Cambodian authorities assured the United States’ ambassador to the country that it would abide by international refugee protocols, just two days before it broke its obligations and deported a group of Uighur asylum-seekers to an uncertain future in China, according to documents leaked by the anti-secrecy group Wikileaks.
Details of Cambodia’s sudden U-turn, and the worried backroom consultations among the US Embassy, United Nations and Cambodian officials that preceded it, are contained in a series of diplomatic cables published by Wikileaks this month.
The classified documents highlight how the US and the UN Refugee Agency, UNHCR, were caught flat-footed in countering China’s influence in the lead-up to the controversial December 2009 deportation.
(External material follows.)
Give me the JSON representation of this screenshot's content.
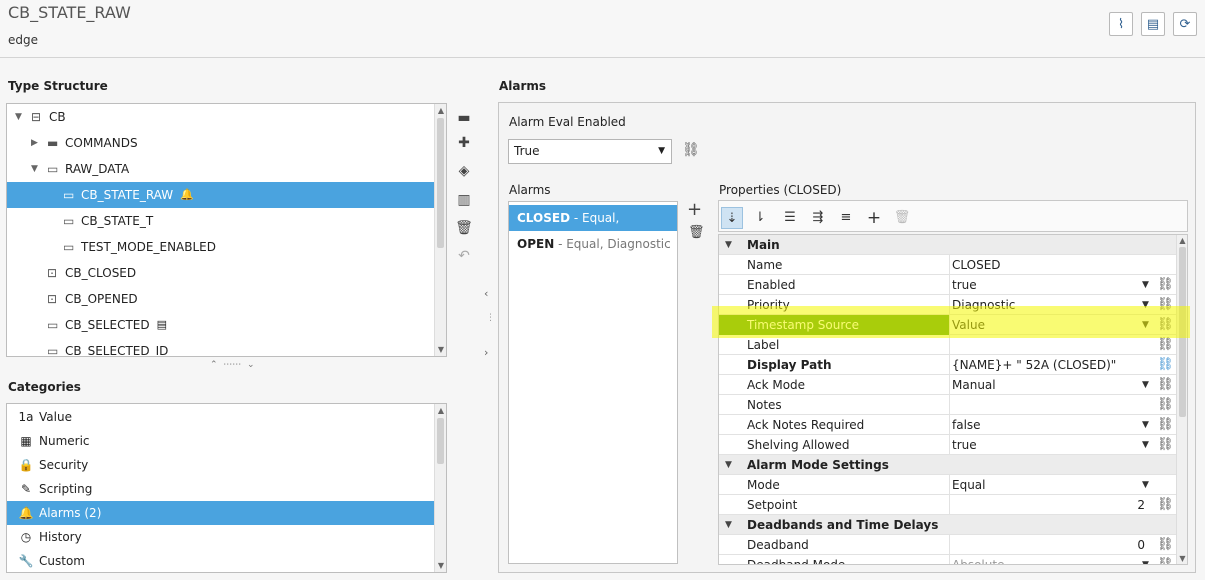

And, say human rights observers, the cables cast a troubling spotlight on China’s ability to export its human rights agenda to developing countries like Cambodia.
A United Nations rights envoy says Cambodia must accelerate the pace of its democracy reforms, but it’s unclear how much sway he holds with a government that has become increasingly resistant to international criticism.